When discussing slurry pump seal support plans it seems that the terms “Flush” and “Quench” are often confused and or misused. With the concept being slightly different for mechanical seal boxes vs packed seal boxes I will separate these, discussing each in turn.
The basic mechanical seal flush plan is very simple. It calls for a clear/clean liquid, usually water, to be introduced into the space between the actual seal and an impeller side exit restriction. The flush liquid is introduced at a pressure above that of the pumpage, thus assuring a positive outward flow/flush and a clean operating environment for the mechanical seal. This is illustrated below.
To quote API 682 3rd edition:
The definition of a flush is a “fluid which is introduced into the seal chamber on the process fluid side in close proximity to the seal faces and typically used for cooling and lubricating the seal faces.
When flushing is required, Toyo recommends the use of an API plan 32 seal piping arrangement as it is better suited in services containing solids or contaminants which could damage the seal faces if recirculated in the flush media.
The Plan 32 typically uses a clear clean fluid supplied from an external source delivered to the primary seal faces on the process fluid side of the seal. With the use of a close-clearance throat bushing, the stuffing box can be back pressured to an elevated pressure ensuring the flushing fluid will not flash across the seal faces.
A quench plan, as the name indicates, is designed to quench or cool the seal. It is normally used if short periods of dry running are expected. As illustrated bellow, the fluid is introduced into the area between the back of the seal faces and the close fit exit on the drive side of the pump.
API 682 3rd Edition defines a quench as a “neutral fluid, usually water or steam, is introduced on the atmospheric side of the seal to retard formation of solids that may interfere with movement, or for other purposes.”
Some quench seal plans replace the close fit exit restriction with a secondary seal and a top exiting port that can be plumbed to capture the spent quench fluid and route it away from the rotating assembly. The principal is however just the same, we are trying to cool the seal not in any way flush the seal.
Cautionary note: A common mistake is to over-pressure the box and damage the expensive mechanical seal.
Packed Box Seals
The primary goal of all flush water plans is to preclude the pumpage from contaminating the seals. As such flush water plans for packed boxes are very similar to that of mechanical seal boxes. However, as illustrated below there are some obvious mechanical differences. The most striking difference is the addition of a seal (packing) located between the injection port and the exit restriction. This minimizes the volume of flush liquid consumed.
From an operational standpoint, the packed box differs as it requires some leakage to assure lubrication and prevent heat build-up. The mechanical seal box should have no leakage.
When working with a packed box, whether it be a flush, the rule of thumb for setting water pressure is the same. The pump shut off pressure, plus 10% or plus 20 psi, which ever is greater. There is however a difference in how flow rates are set.
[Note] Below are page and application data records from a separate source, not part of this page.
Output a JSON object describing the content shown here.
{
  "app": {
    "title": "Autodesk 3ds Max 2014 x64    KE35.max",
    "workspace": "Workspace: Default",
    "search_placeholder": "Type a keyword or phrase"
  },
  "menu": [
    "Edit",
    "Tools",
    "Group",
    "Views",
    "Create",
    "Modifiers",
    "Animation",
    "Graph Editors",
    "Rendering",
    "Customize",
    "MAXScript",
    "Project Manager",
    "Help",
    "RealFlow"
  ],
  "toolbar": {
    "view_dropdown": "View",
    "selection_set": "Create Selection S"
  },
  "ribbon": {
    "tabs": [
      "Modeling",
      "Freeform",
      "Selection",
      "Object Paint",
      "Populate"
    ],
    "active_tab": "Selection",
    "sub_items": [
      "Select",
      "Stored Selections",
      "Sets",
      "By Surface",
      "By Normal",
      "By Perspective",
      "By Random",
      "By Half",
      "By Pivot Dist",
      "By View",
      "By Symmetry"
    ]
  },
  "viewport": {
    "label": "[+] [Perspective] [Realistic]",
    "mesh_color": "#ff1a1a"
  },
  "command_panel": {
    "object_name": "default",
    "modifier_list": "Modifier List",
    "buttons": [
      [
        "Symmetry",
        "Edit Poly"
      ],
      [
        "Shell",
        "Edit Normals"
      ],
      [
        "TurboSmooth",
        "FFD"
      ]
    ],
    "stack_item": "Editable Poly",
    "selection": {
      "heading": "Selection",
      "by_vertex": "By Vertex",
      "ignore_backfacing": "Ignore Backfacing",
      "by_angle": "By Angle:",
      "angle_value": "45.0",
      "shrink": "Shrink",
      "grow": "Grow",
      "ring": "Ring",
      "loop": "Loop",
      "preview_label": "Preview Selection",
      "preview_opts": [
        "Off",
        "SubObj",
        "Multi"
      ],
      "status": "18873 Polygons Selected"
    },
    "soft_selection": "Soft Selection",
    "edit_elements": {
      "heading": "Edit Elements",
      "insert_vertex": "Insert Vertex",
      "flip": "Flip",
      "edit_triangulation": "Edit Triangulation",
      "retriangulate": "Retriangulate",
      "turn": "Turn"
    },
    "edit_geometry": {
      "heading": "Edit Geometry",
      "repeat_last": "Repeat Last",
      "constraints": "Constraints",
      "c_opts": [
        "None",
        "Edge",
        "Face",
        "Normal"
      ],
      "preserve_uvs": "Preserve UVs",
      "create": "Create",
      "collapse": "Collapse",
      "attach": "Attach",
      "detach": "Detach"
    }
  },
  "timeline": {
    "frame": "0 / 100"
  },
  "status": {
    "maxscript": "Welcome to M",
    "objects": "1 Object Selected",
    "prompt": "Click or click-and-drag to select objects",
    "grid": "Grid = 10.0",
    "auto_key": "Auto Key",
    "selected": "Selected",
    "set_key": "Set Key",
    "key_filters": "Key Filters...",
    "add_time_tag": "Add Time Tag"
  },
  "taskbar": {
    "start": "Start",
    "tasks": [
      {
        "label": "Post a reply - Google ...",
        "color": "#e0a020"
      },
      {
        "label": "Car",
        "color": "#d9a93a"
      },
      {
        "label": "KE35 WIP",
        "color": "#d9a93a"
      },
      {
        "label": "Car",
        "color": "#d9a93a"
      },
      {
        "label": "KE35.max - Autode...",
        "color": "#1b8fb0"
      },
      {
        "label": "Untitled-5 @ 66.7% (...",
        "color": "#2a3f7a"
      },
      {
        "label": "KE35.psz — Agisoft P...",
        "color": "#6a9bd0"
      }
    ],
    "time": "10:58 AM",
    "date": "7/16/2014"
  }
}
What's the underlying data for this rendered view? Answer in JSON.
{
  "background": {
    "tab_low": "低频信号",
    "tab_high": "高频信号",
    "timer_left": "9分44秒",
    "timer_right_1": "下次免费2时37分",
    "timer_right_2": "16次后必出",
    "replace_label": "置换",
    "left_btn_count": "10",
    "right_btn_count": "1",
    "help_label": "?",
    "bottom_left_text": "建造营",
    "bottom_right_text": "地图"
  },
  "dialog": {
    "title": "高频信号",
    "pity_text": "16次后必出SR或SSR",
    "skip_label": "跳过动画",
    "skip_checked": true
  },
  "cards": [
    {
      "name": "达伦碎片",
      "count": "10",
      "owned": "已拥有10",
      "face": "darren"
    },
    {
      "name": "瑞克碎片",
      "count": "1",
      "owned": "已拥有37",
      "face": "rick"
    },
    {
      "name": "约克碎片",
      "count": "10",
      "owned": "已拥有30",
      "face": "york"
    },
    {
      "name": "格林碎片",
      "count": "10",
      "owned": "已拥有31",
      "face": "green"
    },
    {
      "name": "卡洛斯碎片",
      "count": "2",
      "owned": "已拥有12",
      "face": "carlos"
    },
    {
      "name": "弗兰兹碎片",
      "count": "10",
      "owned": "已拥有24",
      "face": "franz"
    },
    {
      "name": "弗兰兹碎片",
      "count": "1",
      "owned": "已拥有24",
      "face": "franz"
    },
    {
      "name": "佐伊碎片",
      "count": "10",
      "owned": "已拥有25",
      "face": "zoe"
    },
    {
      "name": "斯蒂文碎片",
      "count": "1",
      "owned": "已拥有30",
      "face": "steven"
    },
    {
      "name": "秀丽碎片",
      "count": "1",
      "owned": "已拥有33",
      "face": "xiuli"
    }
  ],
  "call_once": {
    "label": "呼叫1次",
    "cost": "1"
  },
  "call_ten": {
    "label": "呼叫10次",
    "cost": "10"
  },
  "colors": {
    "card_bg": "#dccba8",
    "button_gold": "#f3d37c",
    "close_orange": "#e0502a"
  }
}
With a standard flush plan, flow is typically adjusted by compressing the packing until a few drops are observed leaking out of the seal on the drive side. On a quench plan, flow rate is set by adjusting an inlet valve while at the same time using a valve on the exhaust side to maintain the correct seal box pressure. If the exit water from the seal box is too hot, flow rate is increased until exit water is cool while still maintaining the proper seal box pressure.
I hope this short blog helps clear up some of the confusion with seal flush plans. Before signing off for today, let me confirm the information provided today is general info only. Always refer to the pump manuals for specific details. If still in doubt, our applications team here at Toyo is always willing to support you in any way they can.